Time to move on regional transportation plan, experts say
As advocates eagerly await a glimpse of the province’s new regional transportation plan for Southwestern Ontario, one expert hopes this will mark the beginning of concrete action.
Terence Johnson, president of Transport Action Canada, said he’s been told the report from Ontario’s Transportation Ministry will be released some time this month.
What’s caused a hint of concern, though, is the possibility this soon-to-be-released report isn’t the final draft, he said His organization has heard from ministry officials that another round of consultations is being considered.
“We’ve already told them what needs to be done several times,” said Johnson, suggesting further talks could lead to “consultation fatigue” among participants.

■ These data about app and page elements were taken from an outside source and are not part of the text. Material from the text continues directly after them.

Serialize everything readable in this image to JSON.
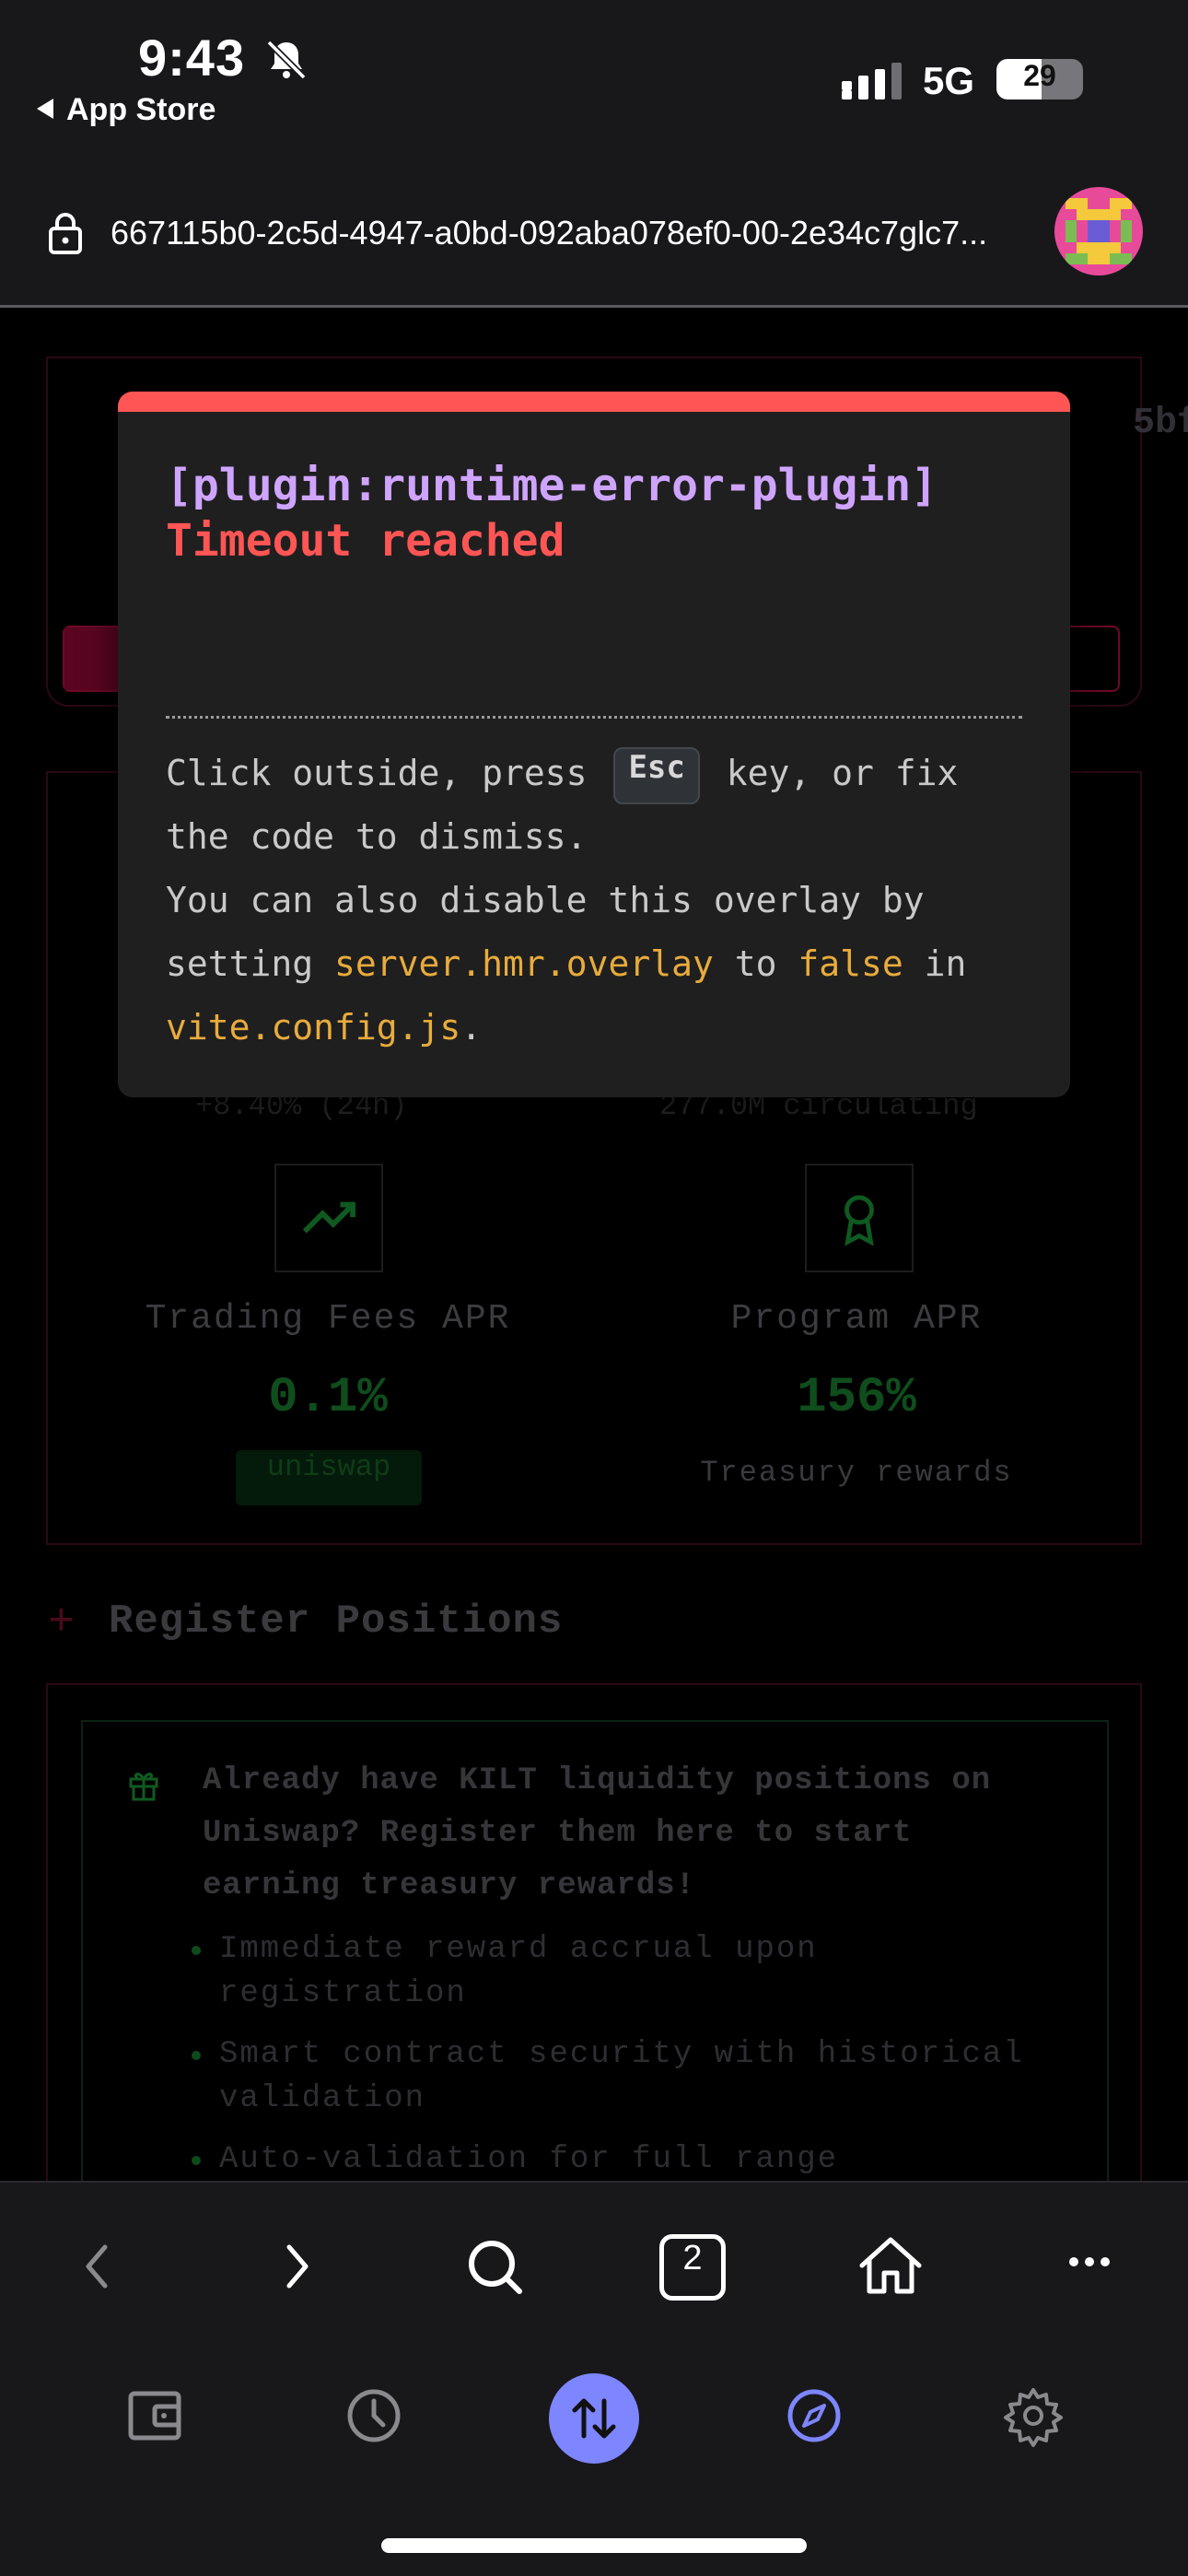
{
  "status_bar": {
    "time": "9:43",
    "back_app": "App Store",
    "network": "5G",
    "battery": "29"
  },
  "browser": {
    "url": "667115b0-2c5d-4947-a0bd-092aba078ef0-00-2e34c7glc7...",
    "tab_count": "2"
  },
  "page": {
    "ghost_right": "5bf",
    "stats": {
      "left_sub": "+8.40% (24h)",
      "right_sub": "277.0M circulating",
      "trading_label": "Trading Fees APR",
      "trading_value": "0.1%",
      "trading_badge": "uniswap",
      "program_label": "Program APR",
      "program_value": "156%",
      "program_note": "Treasury rewards"
    },
    "register": {
      "plus": "+",
      "title": "Register Positions",
      "headline": "Already have KILT liquidity positions on Uniswap? Register them here to start earning treasury rewards!",
      "bullets": [
        "Immediate reward accrual upon registration",
        "Smart contract security with historical validation",
        "Auto-validation for full range"
      ]
    }
  },
  "error_overlay": {
    "plugin": "[plugin:runtime-error-plugin]",
    "message": "Timeout reached",
    "tip_1a": "Click outside, press ",
    "tip_key": "Esc",
    "tip_1b": " key, or fix the code to dismiss.",
    "tip_2a": "You can also disable this overlay by setting ",
    "tip_code_1": "server.hmr.overlay",
    "tip_2b": " to ",
    "tip_code_2": "false",
    "tip_2c": " in ",
    "tip_code_3": "vite.config.js",
    "tip_2d": "."
  },
  "icons": {
    "bell": "bell-slash-icon",
    "lock": "lock-icon",
    "back": "chevron-left-icon",
    "forward": "chevron-right-icon",
    "search": "search-icon",
    "home": "home-icon",
    "more": "more-icon",
    "wallet": "wallet-icon",
    "history": "clock-icon",
    "swap": "swap-icon",
    "discover": "compass-icon",
    "settings": "gear-icon"
  },
  "colors": {
    "overlay_accent": "#ff5555",
    "plugin_text": "#cfa4ff",
    "code_text": "#e8ab3d",
    "swap_button": "#7d86ff"
  }
}
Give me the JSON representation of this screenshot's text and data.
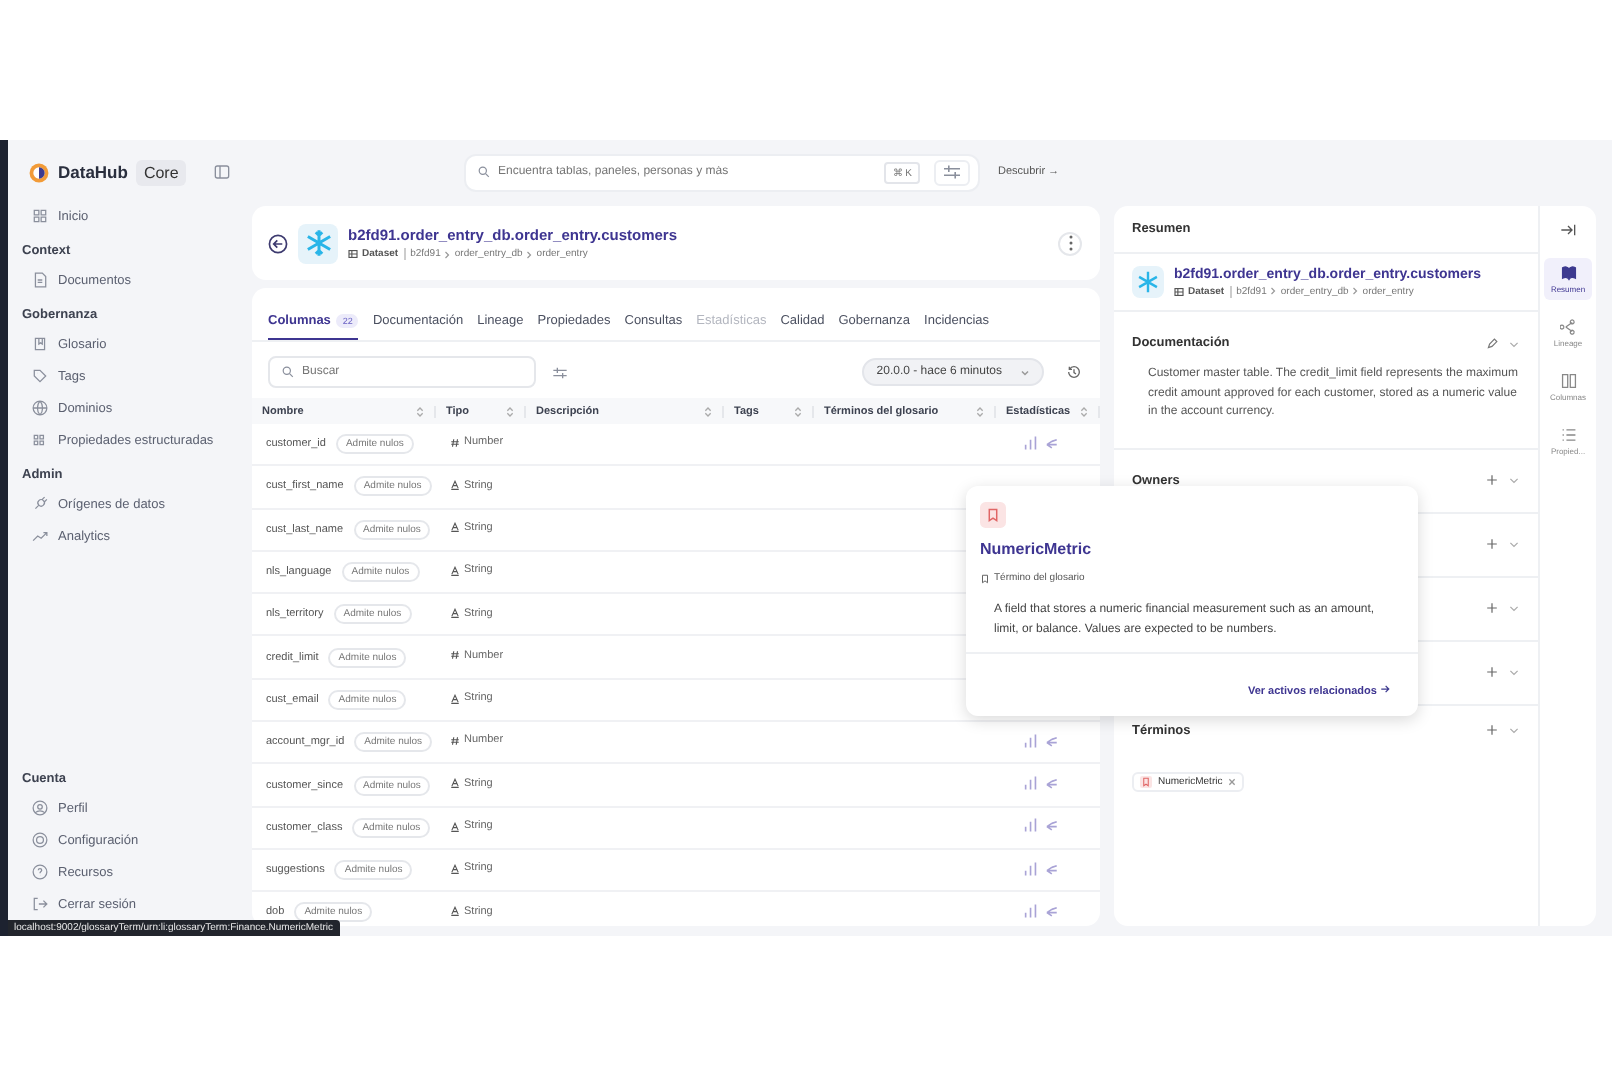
{
  "app": {
    "name": "DataHub",
    "edition": "Core"
  },
  "sidebar": {
    "sections": [
      {
        "items": [
          {
            "label": "Inicio"
          }
        ]
      },
      {
        "title": "Context",
        "items": [
          {
            "label": "Documentos"
          }
        ]
      },
      {
        "title": "Gobernanza",
        "items": [
          {
            "label": "Glosario"
          },
          {
            "label": "Tags"
          },
          {
            "label": "Dominios"
          },
          {
            "label": "Propiedades estructuradas"
          }
        ]
      },
      {
        "title": "Admin",
        "items": [
          {
            "label": "Orígenes de datos"
          },
          {
            "label": "Analytics"
          }
        ]
      }
    ],
    "footer": {
      "title": "Cuenta",
      "items": [
        {
          "label": "Perfil"
        },
        {
          "label": "Configuración"
        },
        {
          "label": "Recursos"
        },
        {
          "label": "Cerrar sesión"
        }
      ]
    }
  },
  "search": {
    "placeholder": "Encuentra tablas, paneles, personas y más",
    "shortcut": "⌘ K",
    "discover": "Descubrir →"
  },
  "entity": {
    "name": "b2fd91.order_entry_db.order_entry.customers",
    "type": "Dataset",
    "path": [
      "b2fd91",
      "order_entry_db",
      "order_entry"
    ]
  },
  "tabs": [
    {
      "label": "Columnas",
      "count": "22",
      "selected": true,
      "disabled": false
    },
    {
      "label": "Documentación",
      "selected": false,
      "disabled": false
    },
    {
      "label": "Lineage",
      "selected": false,
      "disabled": false
    },
    {
      "label": "Propiedades",
      "selected": false,
      "disabled": false
    },
    {
      "label": "Consultas",
      "selected": false,
      "disabled": false
    },
    {
      "label": "Estadísticas",
      "selected": false,
      "disabled": true
    },
    {
      "label": "Calidad",
      "selected": false,
      "disabled": false
    },
    {
      "label": "Gobernanza",
      "selected": false,
      "disabled": false
    },
    {
      "label": "Incidencias",
      "selected": false,
      "disabled": false
    }
  ],
  "column_search": {
    "placeholder": "Buscar"
  },
  "version": "20.0.0 - hace 6 minutos",
  "table": {
    "columns": [
      "Nombre",
      "Tipo",
      "Descripción",
      "Tags",
      "Términos del glosario",
      "Estadísticas"
    ],
    "rows": [
      {
        "name": "customer_id",
        "badge": "Admite nulos",
        "kind": "number",
        "type": "Number"
      },
      {
        "name": "cust_first_name",
        "badge": "Admite nulos",
        "kind": "string",
        "type": "String",
        "stats_hidden": true
      },
      {
        "name": "cust_last_name",
        "badge": "Admite nulos",
        "kind": "string",
        "type": "String",
        "stats_hidden": true
      },
      {
        "name": "nls_language",
        "badge": "Admite nulos",
        "kind": "string",
        "type": "String",
        "stats_hidden": true
      },
      {
        "name": "nls_territory",
        "badge": "Admite nulos",
        "kind": "string",
        "type": "String",
        "stats_hidden": true
      },
      {
        "name": "credit_limit",
        "badge": "Admite nulos",
        "kind": "number",
        "type": "Number"
      },
      {
        "name": "cust_email",
        "badge": "Admite nulos",
        "kind": "string",
        "type": "String"
      },
      {
        "name": "account_mgr_id",
        "badge": "Admite nulos",
        "kind": "number",
        "type": "Number"
      },
      {
        "name": "customer_since",
        "badge": "Admite nulos",
        "kind": "string",
        "type": "String"
      },
      {
        "name": "customer_class",
        "badge": "Admite nulos",
        "kind": "string",
        "type": "String"
      },
      {
        "name": "suggestions",
        "badge": "Admite nulos",
        "kind": "string",
        "type": "String"
      },
      {
        "name": "dob",
        "badge": "Admite nulos",
        "kind": "string",
        "type": "String"
      }
    ]
  },
  "summary": {
    "title": "Resumen",
    "documentation_title": "Documentación",
    "documentation": "Customer master table. The credit_limit field represents the maximum credit amount approved for each customer, stored as a numeric value in the account currency.",
    "entity": {
      "name": "b2fd91.order_entry_db.order_entry.customers",
      "type": "Dataset",
      "path": [
        "b2fd91",
        "order_entry_db",
        "order_entry"
      ]
    },
    "sections": [
      {
        "title": "Owners",
        "addable": true
      },
      {
        "addable": true
      },
      {
        "addable": true
      },
      {
        "addable": true
      },
      {
        "title": "Términos",
        "addable": true,
        "term": "NumericMetric"
      }
    ]
  },
  "rail": [
    {
      "label": "Resumen",
      "selected": true
    },
    {
      "label": "Lineage",
      "selected": false
    },
    {
      "label": "Columnas",
      "selected": false
    },
    {
      "label": "Propied...",
      "selected": false
    }
  ],
  "popup": {
    "title": "NumericMetric",
    "type": "Término del glosario",
    "description": "A field that stores a numeric financial measurement such as an amount, limit, or balance. Values are expected to be numbers.",
    "link": "Ver activos relacionados"
  },
  "status_url": "localhost:9002/glossaryTerm/urn:li:glossaryTerm:Finance.NumericMetric"
}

“It really is time to get on with it.” Alysson Storey, founder of the grassroots group Build the Barrier, which is lobbying for concrete median barriers along a dangerous 128-kilometre section of Highway 401 between London and Tilbury, agreed the province has had plenty of time to plan.
“We’re paying attention,” she said. “People in this region are watching.”
Still, Johnson was optimistic about the plan after meeting with the Transportation Ministry’s policy team about two weeks ago.
“We are quite happy with what we’ve heard,” he said Thursday.
Johnson said transportation advocates, along with regional municipalities, believe in using existing rail lines to their maximum capacity, integrating that with bus services and “generally making everything work together.”
According to Transport Action Canada’s latest policy briefing, the most pressing need in Southwestern Ontario is for CN to provide additional train paths to Via Rail on the main line between Burlington, London and Sarnia.
Sarnia Mayor Mike Bradley also called improved rail service crucial for Southwestern Ontario.
“Sarnia only has one train a day now. We used to have four,” he said. “There is a need, especially in the winter months, for seniors, disabled, students, you name it, for reliable, safe transportation.”
Southwestern Ontario residents simply want to get around without any hassle, something Johnson said demands co-operation between different levels of government, service providers and others.
There is a need, especially in the winter months, for seniors, disabled, students, you name it, for reliable, safe transportation. Mike Bradley, Sarnia Mayor
“At this point, we are really pushing for the province to convene a joint powers authority, or some kind of body, for Southwestern Ontario,” he said. “Where the province, Via Rail Canada and municipal transit systems all sit at the same table and plan together services that are integrated.
“This isn’t about trains and buses, this is about people.”
Transportation Minister Caroline Mulroney wasn’t available for comment Thursday because of her appearance at a Windsor-essex Economic Development Corporation luncheon, where she reasserted the province’s commitment to a Highway 3 expansion from Essex to Leamington.
However, Bob Nichols, the ministry’s senior media liaison officer, did promise the regional transportation plan is still on track.
“As noted in the 2019 Fall Economic Statement, Ontario is advancing work on the development of a Southwestern Ontario Transportation plan to be released in fall 2019,” he said in an email.
Bradley said he’s hopeful for a comprehensive transportation report from the government that tackles some of these longtime gaps.
“The region’s been lobbying for years on upgrades for inter-city transportation,” he said. “We are having some progress on inter-city bus service. We expect that Sarnia, Strathroy and London will have a connection starting in the new year.”
Bradley said transportation whether at the local, regional or provincial level - is critical to employment and economic development.
At an event in London Thursday, Monte Mcnaughton, the province’s minister of labour, training and skills development, touched on the province’s economic outlook and fiscal review.
He confirmed plans for the region include expanding highways, including widening a 20-kilometre stretch of Highway 3 between Essex and Leamington from two to four lanes, as well as widening 31 kilometres of Highway 401 between London and Tilbury from four to six lanes.